The Tradition Of Harvesting Black Walnuts

For centuries, the North American black walnut, was everywhere in the Eastern United States. Gathering the nuts was a Fall ritual for people who lived near the woods. But the walnut tree was also coveted for its wood, so much so that in 1927 the Kentucky Department of Agriculture warned that the black walnut was a disappearing species.

Harvesting Black Walnuts

Luckily, reports of its demise were greatly exaggerated. In fact, there is a coalition of interests in America that is protecting the black walnut. Their goal is to encourage limits on tree cutting and making sure that there are always new growth. Most important, it encourages people to go out to collect and eat this great and tasty nut.

The Tradition Of Harvesting Black Walnuts In Ohio

At Wheelersburg, in the hill country of southern Ohio, Christina Gerlach is doing her part. Through her feed store, Gerlach Farm and Feed, she buys any black walnuts that her neighbors collect when the nuts fall in October and November. In 2000, she brought fifty-two thousand pounds of hulled walnuts, paying $10 for each one hundred pounds. In 2018, the sales price for a single 25 pound of bulk walnuts is $135. So that is $10 for 100 pounds hulled but still in the shell and $540 for 100 pounds of walnuts taken out of their shells.

Walnuts And The Hammons Product Company

Hammons Product Company History, Hammons Bulk Walnuts

Some collectors bring as little as a bushel of nuts for a cash exchange. One man over three weekends collected six thousand pounds, enough to fill his pickup six times. The Hammons Product Company of Missouri is the number one processor of walnuts in America. It is most likely that all of these walnuts go here before ending up on the plates of customers. They can be found at

Some collect nuts to add a little to the household income. There is a ninety-year-old woman who always brings in a few. It is what she has always done in the Ohio hills in October. She says that she will continue to do this work as long as she is able. For some people, it is a family event, a celebration of the harvest, a Saturday outing that recalls earlier times for the grandparents and lets the grandchildren experience what it was like back then. Whoever shows up for harvesting black walnuts always obtains stained hands, a badge of honor for their Fall work under the black walnut trees.

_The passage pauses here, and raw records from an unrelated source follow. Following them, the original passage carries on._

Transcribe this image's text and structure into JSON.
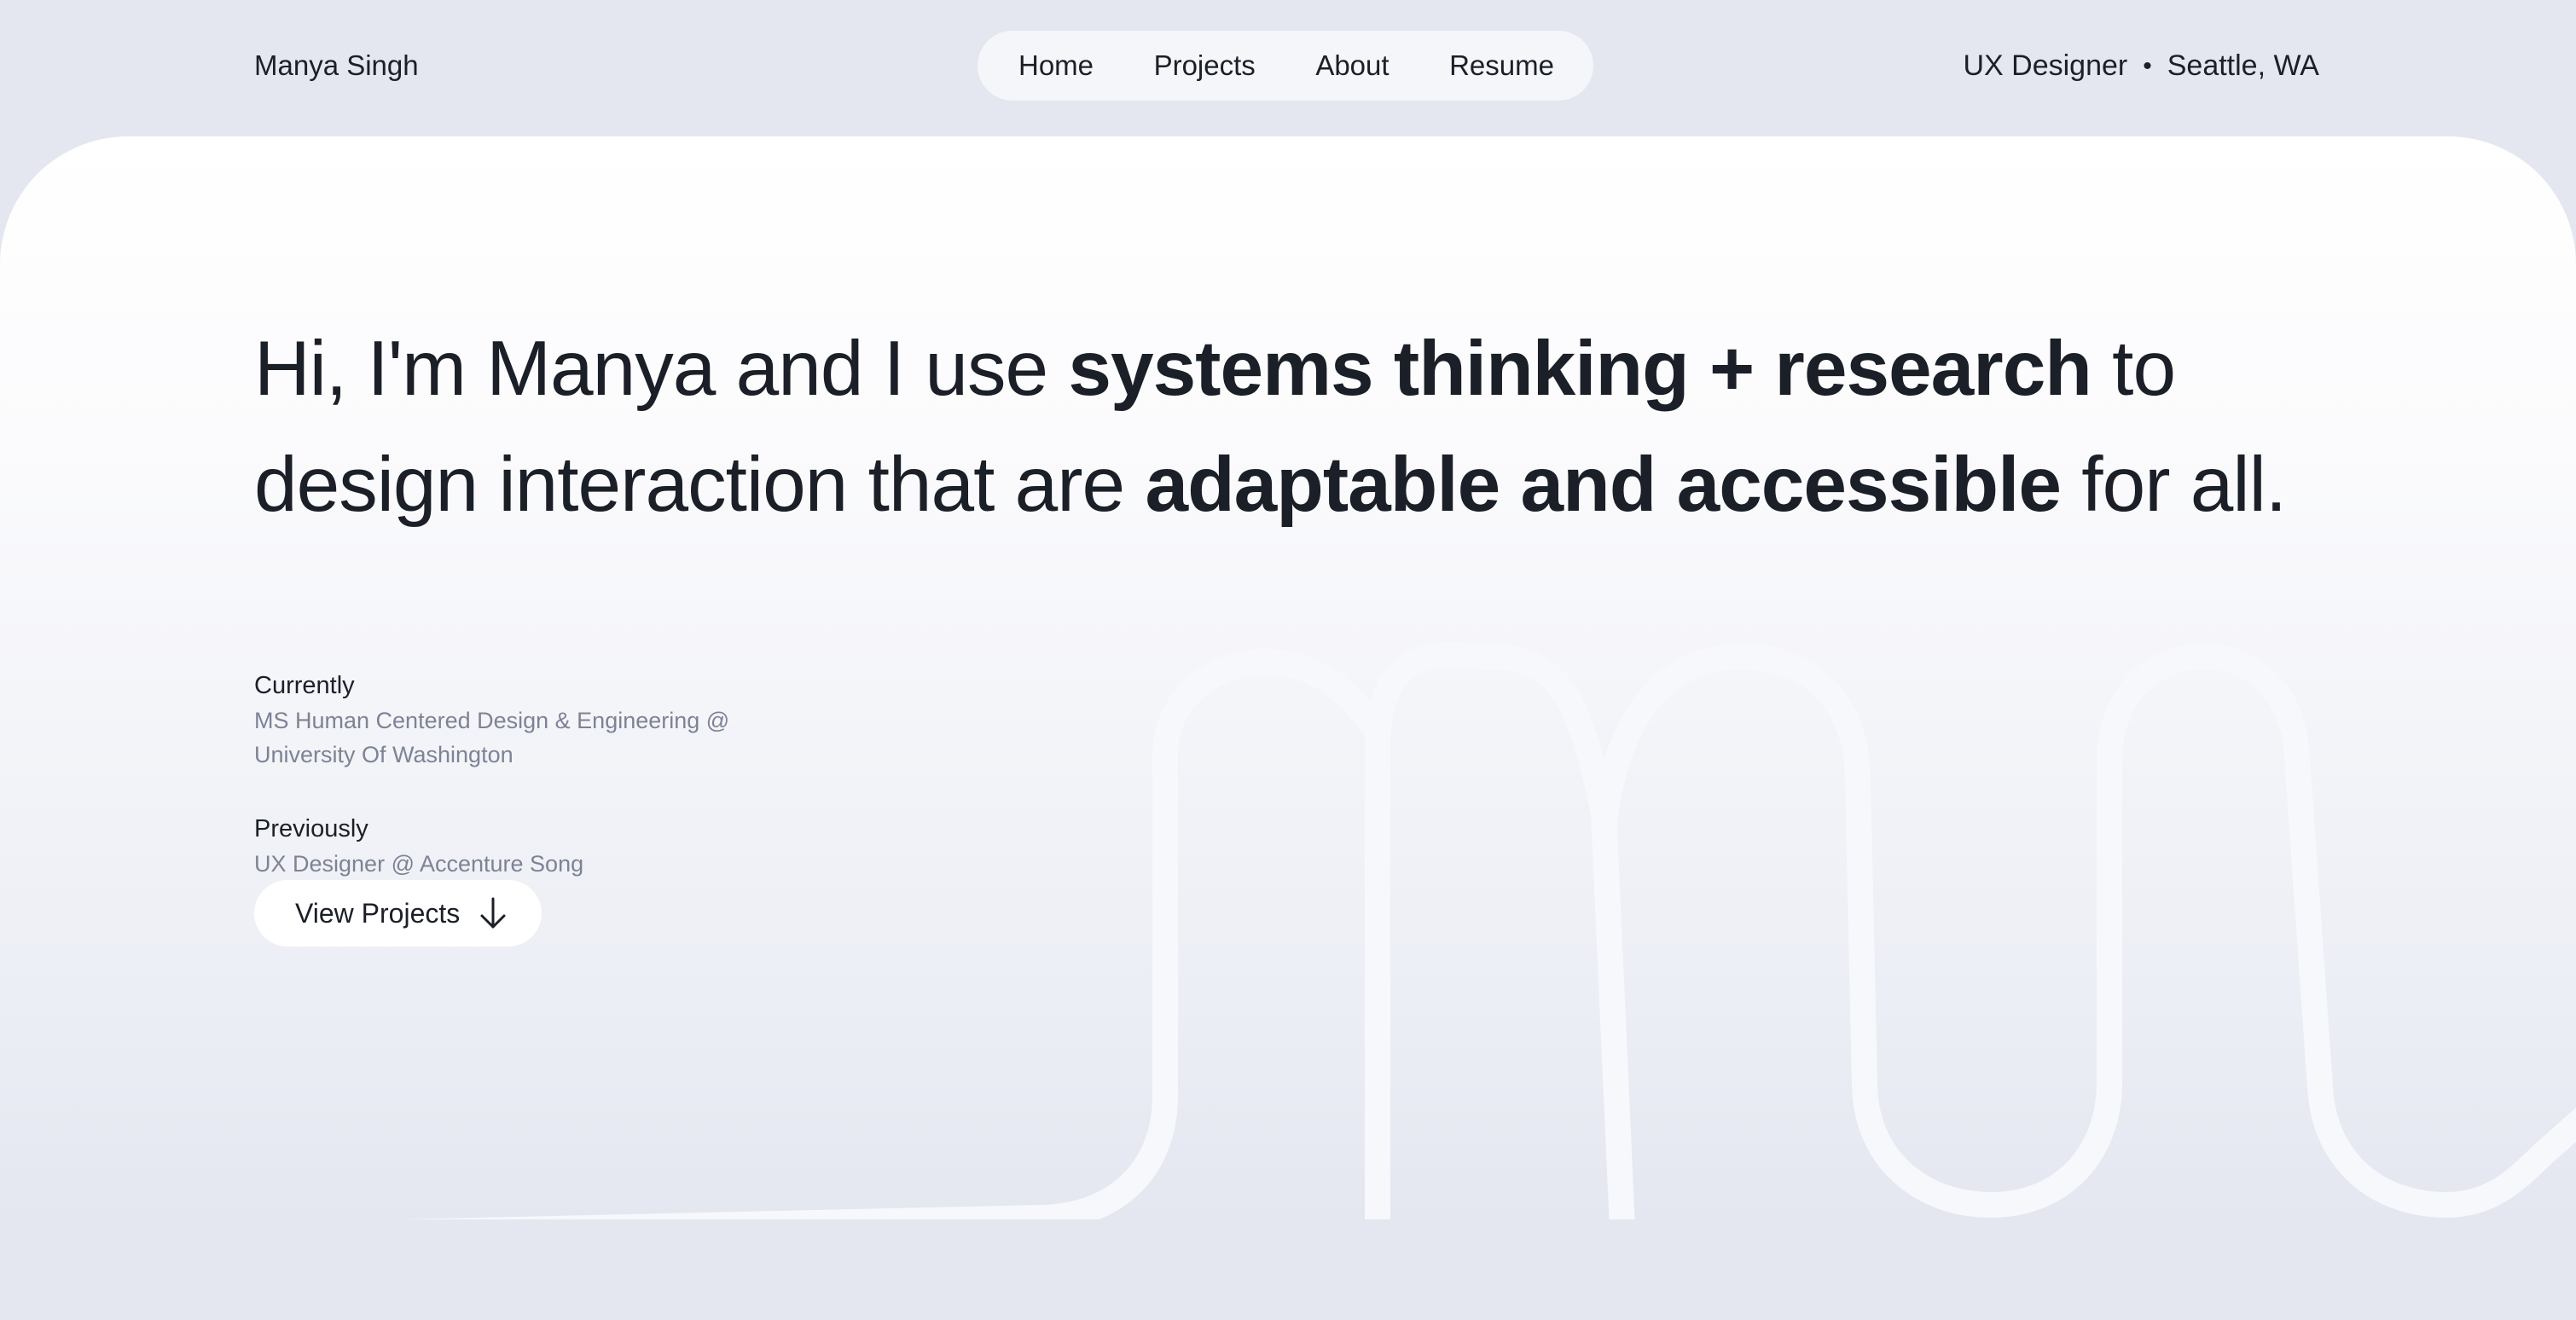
{
  "header": {
    "brand_name": "Manya Singh",
    "nav": {
      "items": [
        {
          "label": "Home"
        },
        {
          "label": "Projects"
        },
        {
          "label": "About"
        },
        {
          "label": "Resume"
        }
      ]
    },
    "role": "UX Designer",
    "separator": "•",
    "location": "Seattle, WA"
  },
  "hero": {
    "headline": {
      "part1": "Hi, I'm Manya and I use ",
      "emphasis1": "systems thinking + research",
      "part2": " to design interaction that are ",
      "emphasis2": "adaptable and accessible",
      "part3": " for all."
    },
    "currently": {
      "label": "Currently",
      "value": "MS Human Centered Design & Engineering @ University Of Washington"
    },
    "previously": {
      "label": "Previously",
      "value": "UX Designer @ Accenture Song"
    },
    "cta": {
      "label": "View Projects",
      "icon": "arrow-down-icon"
    }
  },
  "colors": {
    "background": "#e4e7f0",
    "text": "#1b1f27",
    "muted_text": "#7d8396",
    "surface": "#ffffff",
    "curve": "#f7f8fc"
  }
}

Christina’s rural feed store is one of 250 places in the thirteen walnut growing states of the East that gather these tough wild forest nuts for Missouri’s Hammon Company, America’s largest processor and marketer of black walnuts. That company started small way back in 1946. Today, it markets two million pounds of nutmeats a year. That is good news.
After all, the black walnut is one of the richest nuts, and we all now know, the richer the nut, the better it for us.